The 5-10, 170-pounder also made an impressive open field tackle on Wilkins. In 1-on-1 action, Bracy was one of few defenders to win one or more of his matchups. By using his hands in a legal manner, Bracy prevented receiver Braden Lenzy from putting himself in position to haul in a deep pass.
Bracy also recorded a tackle for a loss on a play in which he blitzed off the edge. The Irish coaching staff grew frustrated with Bracy at times, but he still might have had his best observed practice all offseason.
Troy Pride Jr. had his best practice this week and logged a couple pass breakups. He first batted down a pass intended for top receiver Chase Claypool on an out route in 1-on-1 action. He disrupted another potential Claypool reception on a slant. Claypool tends to overpower his opposition, but Pride held his own. To do that in 1-on-1 work is no small feat.
Elliott was the lone safety to register an interception on Saturday. Starting tight end Brock Wright mishandled a pass from Book in the flat. Elliott swooped in and caught Wright’s tip. Crawford found himself in position for a pick but dropped the deep throw near the sideline.
Cornerback Isaiah Rutherford intercepted fellow freshman Brendon Clark near the end of practice. Rutherford has not seen much action. Freshman corner K.J. Wallace saw more time and was involved in a couple altercations, including one with Claypool. At 5-10, 191 pounds, Wallace carries himself like a feisty bulldog. Freshmen Isaiah Foskey (defensive end) and Jack Kiser (rover) stood out again during action against reserves.
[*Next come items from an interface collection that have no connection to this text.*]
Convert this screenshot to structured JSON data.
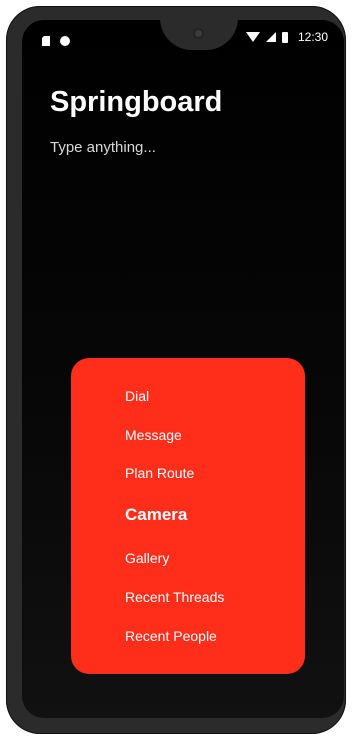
{
  "status_bar": {
    "time": "12:30",
    "icons": [
      "sd-card-icon",
      "notification-dot-icon",
      "wifi-icon",
      "cell-signal-icon",
      "battery-icon"
    ]
  },
  "app": {
    "title": "Springboard"
  },
  "search": {
    "placeholder": "Type anything...",
    "value": ""
  },
  "menu": {
    "items": [
      {
        "label": "Dial"
      },
      {
        "label": "Message"
      },
      {
        "label": "Plan Route"
      },
      {
        "label": "Camera"
      },
      {
        "label": "Gallery"
      },
      {
        "label": "Recent Threads"
      },
      {
        "label": "Recent People"
      }
    ],
    "selected": "Camera"
  },
  "colors": {
    "background": "#000000",
    "menu_card": "#ff2e1b",
    "text": "#ffffff"
  }
}
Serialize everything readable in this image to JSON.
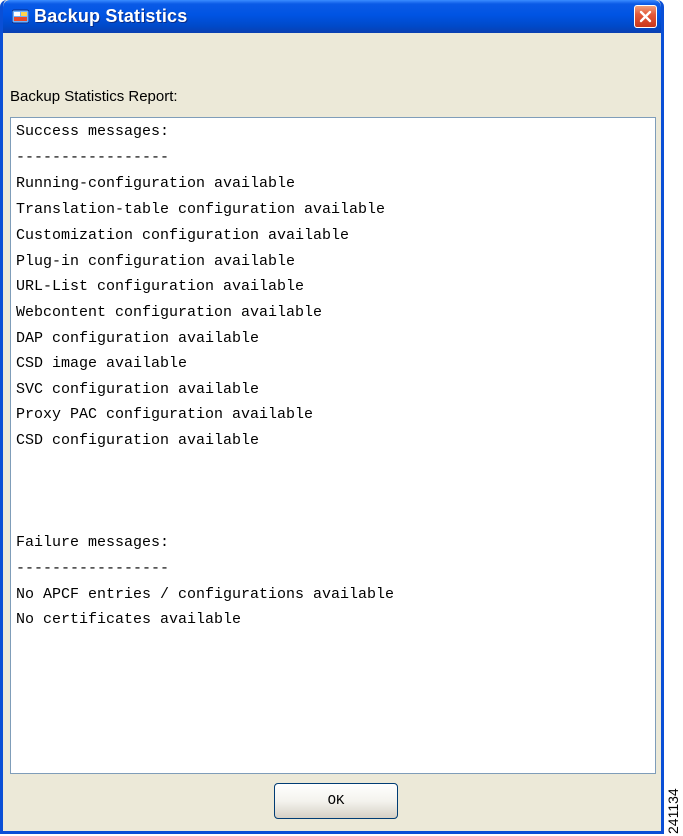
{
  "window": {
    "title": "Backup Statistics",
    "title_icon": "app-icon",
    "close_icon": "close-icon"
  },
  "report_label": "Backup Statistics Report:",
  "report_lines": [
    "Success messages:",
    "-----------------",
    "Running-configuration available",
    "Translation-table configuration available",
    "Customization configuration available",
    "Plug-in configuration available",
    "URL-List configuration available",
    "Webcontent configuration available",
    "DAP configuration available",
    "CSD image available",
    "SVC configuration available",
    "Proxy PAC configuration available",
    "CSD configuration available",
    "",
    "",
    "",
    "Failure messages:",
    "-----------------",
    "No APCF entries / configurations available",
    "No certificates available"
  ],
  "ok_label": "OK",
  "figure_id": "241134"
}
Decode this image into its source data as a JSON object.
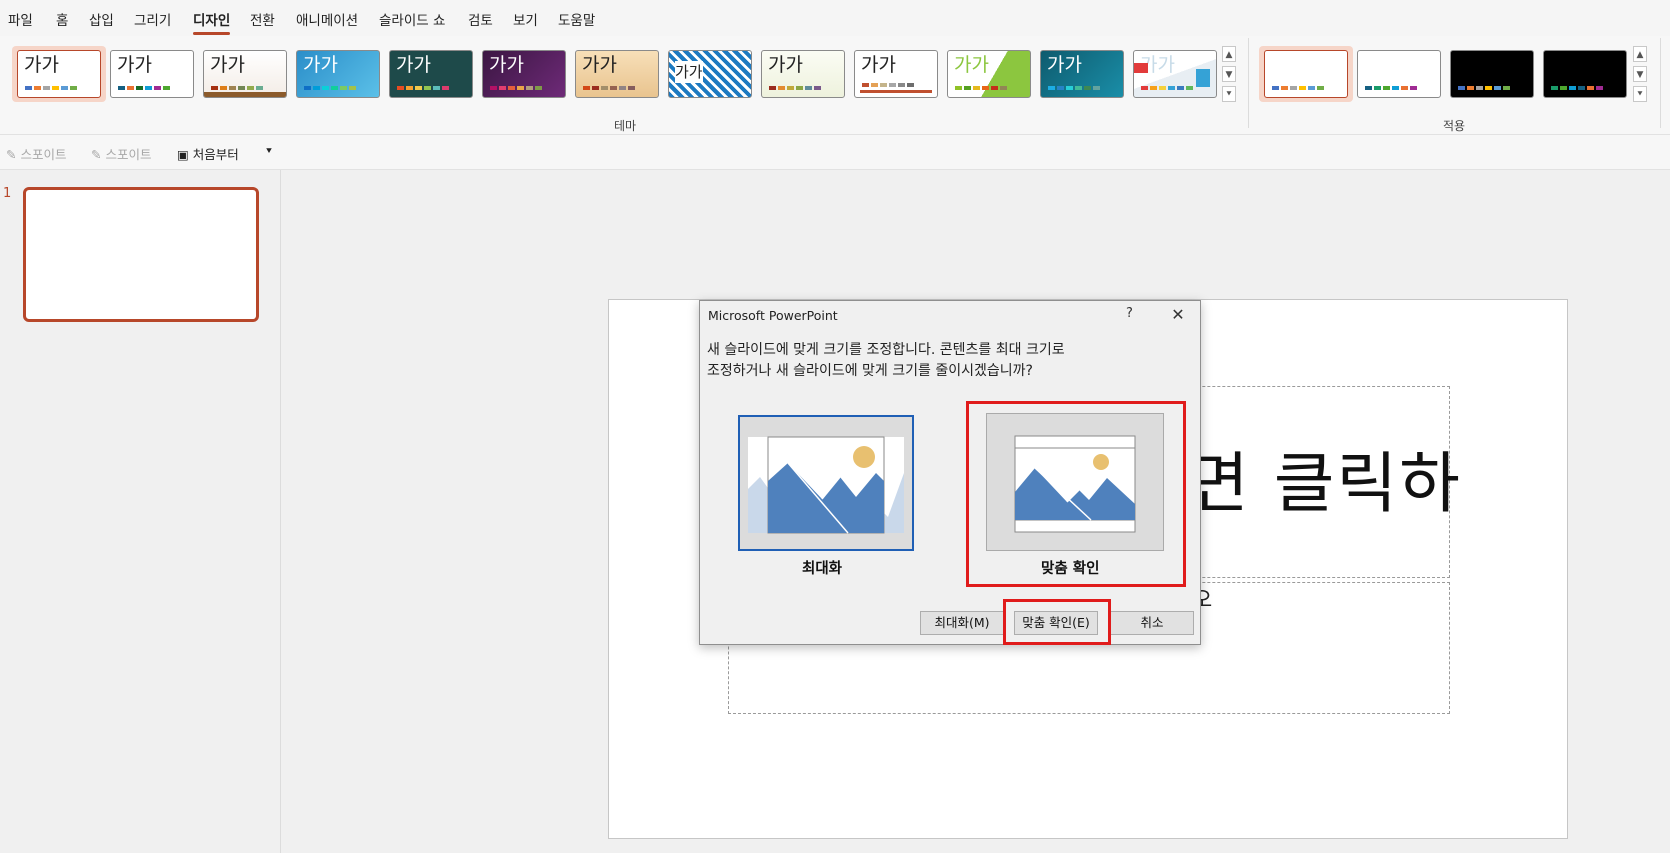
{
  "menu": {
    "items": [
      {
        "label": "파일"
      },
      {
        "label": "홈"
      },
      {
        "label": "삽입"
      },
      {
        "label": "그리기"
      },
      {
        "label": "디자인",
        "active": true
      },
      {
        "label": "전환"
      },
      {
        "label": "애니메이션"
      },
      {
        "label": "슬라이드 쇼"
      },
      {
        "label": "검토"
      },
      {
        "label": "보기"
      },
      {
        "label": "도움말"
      }
    ]
  },
  "ribbon": {
    "theme_sample_text": "가가",
    "themes_group_label": "테마",
    "variants_group_label": "적용",
    "colors": {
      "accent": "#b7472a",
      "selected_bg": "#f6d5c8"
    }
  },
  "qat": {
    "eyedropper1": "스포이트",
    "eyedropper2": "스포이트",
    "from_beginning": "처음부터"
  },
  "slide_pane": {
    "slide_number": "1"
  },
  "slide": {
    "title_fragment": "면 클릭하",
    "subtitle_fragment": "오"
  },
  "dialog": {
    "title": "Microsoft PowerPoint",
    "help": "?",
    "message_line1": "새 슬라이드에 맞게 크기를 조정합니다. 콘텐츠를 최대 크기로",
    "message_line2": "조정하거나 새 슬라이드에 맞게 크기를 줄이시겠습니까?",
    "option_maximize": "최대화",
    "option_fit": "맞춤 확인",
    "btn_maximize": "최대화(M)",
    "btn_fit": "맞춤 확인(E)",
    "btn_cancel": "취소"
  }
}
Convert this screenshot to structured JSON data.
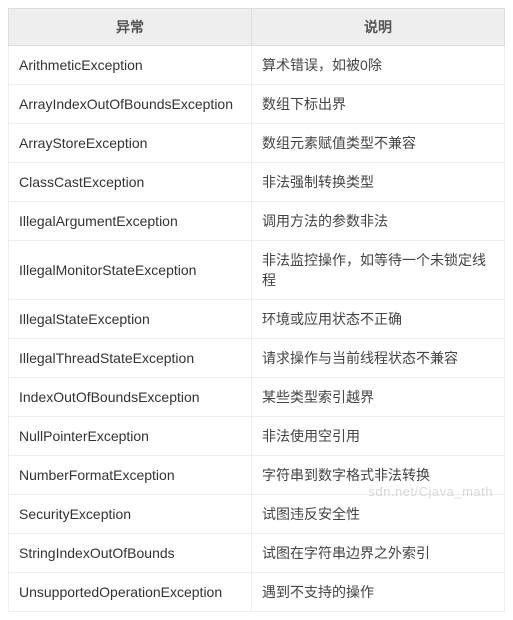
{
  "table": {
    "headers": [
      "异常",
      "说明"
    ],
    "rows": [
      {
        "name": "ArithmeticException",
        "desc": "算术错误，如被0除"
      },
      {
        "name": "ArrayIndexOutOfBoundsException",
        "desc": "数组下标出界"
      },
      {
        "name": "ArrayStoreException",
        "desc": "数组元素赋值类型不兼容"
      },
      {
        "name": "ClassCastException",
        "desc": "非法强制转换类型"
      },
      {
        "name": "IllegalArgumentException",
        "desc": "调用方法的参数非法"
      },
      {
        "name": "IllegalMonitorStateException",
        "desc": "非法监控操作，如等待一个未锁定线程"
      },
      {
        "name": "IllegalStateException",
        "desc": "环境或应用状态不正确"
      },
      {
        "name": "IllegalThreadStateException",
        "desc": "请求操作与当前线程状态不兼容"
      },
      {
        "name": "IndexOutOfBoundsException",
        "desc": "某些类型索引越界"
      },
      {
        "name": "NullPointerException",
        "desc": "非法使用空引用"
      },
      {
        "name": "NumberFormatException",
        "desc": "字符串到数字格式非法转换"
      },
      {
        "name": "SecurityException",
        "desc": "试图违反安全性"
      },
      {
        "name": "StringIndexOutOfBounds",
        "desc": "试图在字符串边界之外索引"
      },
      {
        "name": "UnsupportedOperationException",
        "desc": "遇到不支持的操作"
      }
    ]
  },
  "watermark": "sdn.net/Cjava_math"
}
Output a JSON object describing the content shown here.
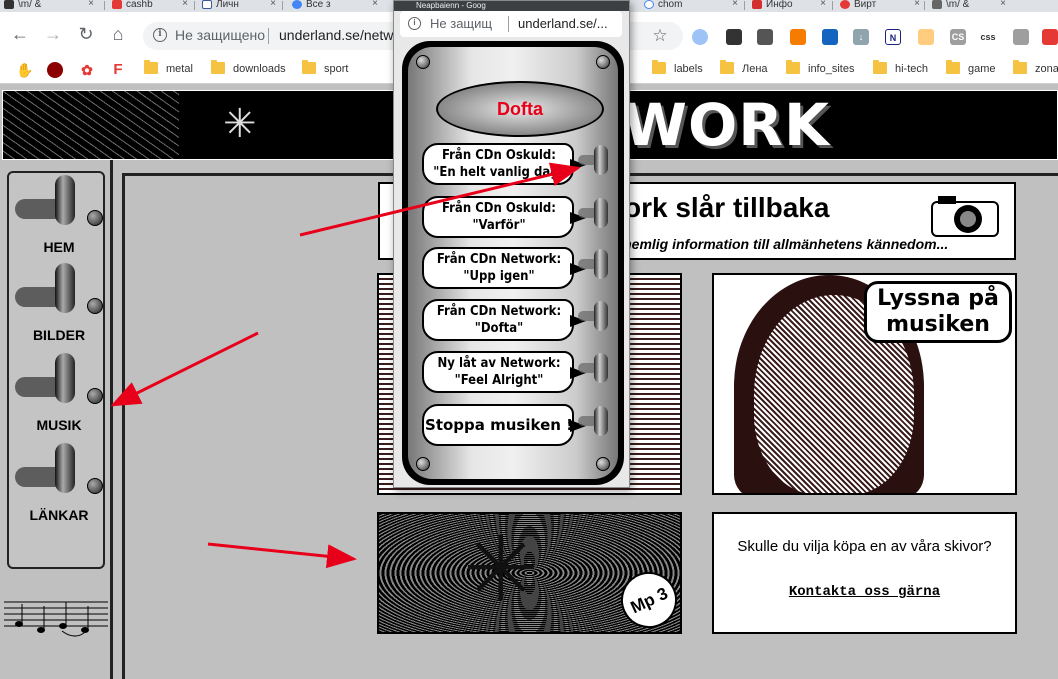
{
  "browser": {
    "tabs": [
      "\\m/ &",
      "cashb",
      "Личн",
      "Все з",
      "",
      "chom",
      "Инфо",
      "Вирт",
      "\\m/ &"
    ],
    "address": {
      "security_label": "Не защищено",
      "url": "underland.se/netw"
    },
    "extension_labels": [
      "N",
      "CS",
      "css"
    ],
    "bookmarks": [
      "metal",
      "downloads",
      "sport",
      "labels",
      "Лена",
      "info_sites",
      "hi-tech",
      "game",
      "zona"
    ]
  },
  "popup": {
    "title": "Neapbaienn - Goog",
    "security_label": "Не защищ",
    "url": "underland.se/..."
  },
  "player": {
    "now_playing": "Dofta",
    "songs": [
      {
        "line1": "Från CDn Oskuld:",
        "line2": "\"En helt vanlig dag\""
      },
      {
        "line1": "Från CDn Oskuld:",
        "line2": "\"Varför\""
      },
      {
        "line1": "Från CDn Network:",
        "line2": "\"Upp igen\""
      },
      {
        "line1": "Från CDn Network:",
        "line2": "\"Dofta\""
      },
      {
        "line1": "Ny låt av Network:",
        "line2": "\"Feel Alright\""
      }
    ],
    "stop_label": "Stoppa musiken !"
  },
  "site": {
    "logo": "WORK",
    "nav": [
      "HEM",
      "BILDER",
      "MUSIK",
      "LÄNKAR"
    ],
    "banner_title": "ork slår tillbaka",
    "banner_sub": "ut  hemlig information till allmänhetens kännedom...",
    "bubble_text": "Lyssna på musiken",
    "mp3_label": "Mp 3",
    "buy_question": "Skulle du vilja köpa en av våra skivor?",
    "contact_link": "Kontakta oss gärna"
  },
  "colors": {
    "arrow": "#e8001a",
    "now_playing_text": "#e8001a"
  }
}
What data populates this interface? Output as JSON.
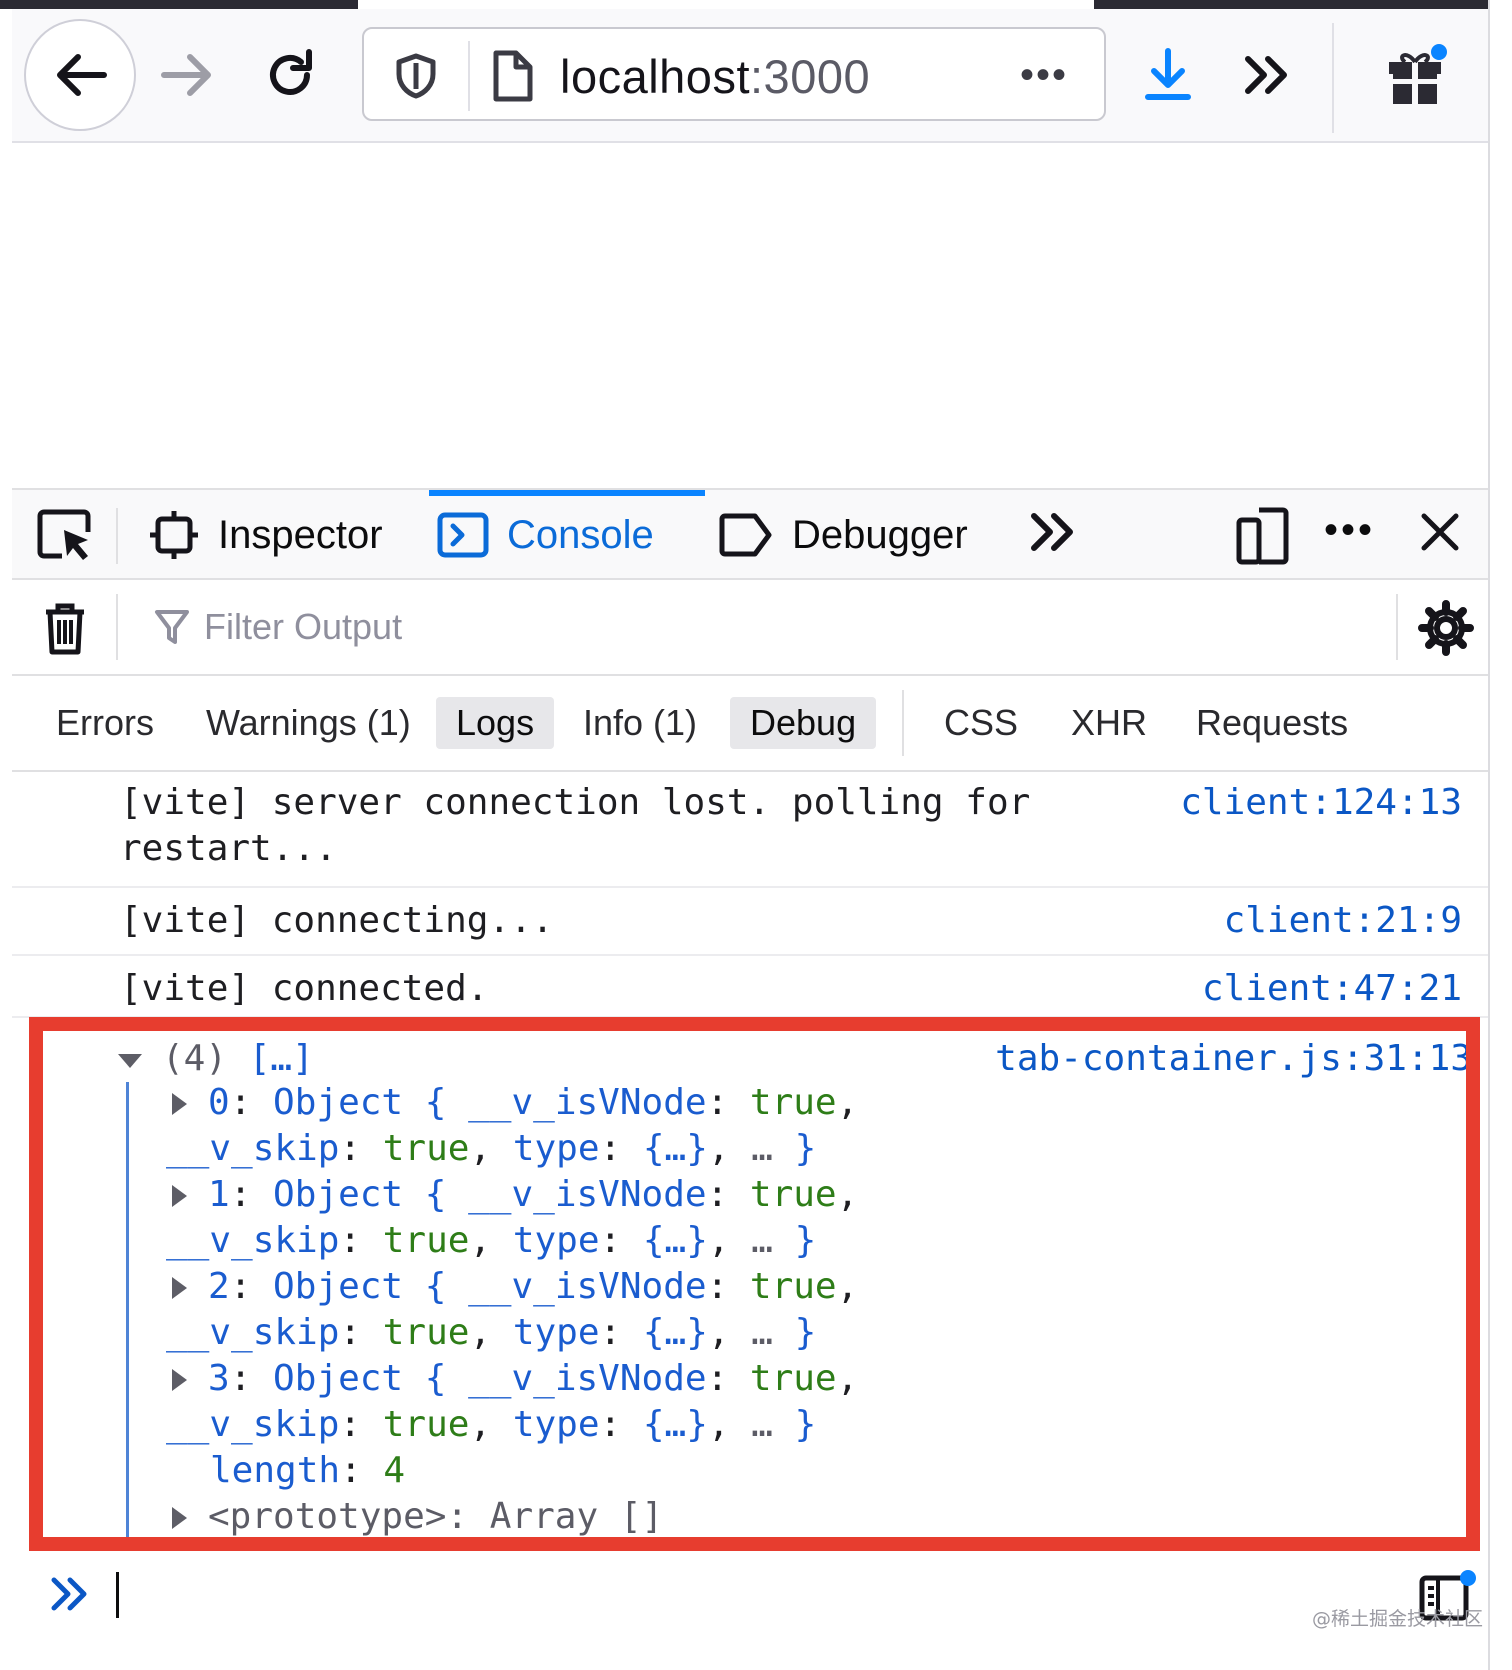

No linebacker made more plays than Owusu-Koramoah this week, though Moala registered a sack on Saturday. Book targeted Finke across the middle of the end zone, but Owusu-Koramoah read the play and undercut the pass for an interception. Owusu-Koramoah made a similar play in Sunday’s practice. He picked off Book’s screen pass to Finke.
The Irish defensive line stonewalled the offense in the early going of 11-on-11. Kareem recorded a tackle for loss on a run from Tony Jones Jr. Moving past right guard Tommy Kraemer, Tagovailoa-Amosa provided a notable pressure on a goal line play.
The second-team defensive line overpowered the backup offensive line once again. Jayson Ademilola and Lacey disrupted a couple plays, with the former notably stuffing a shovel pass to receiver Chris Finke.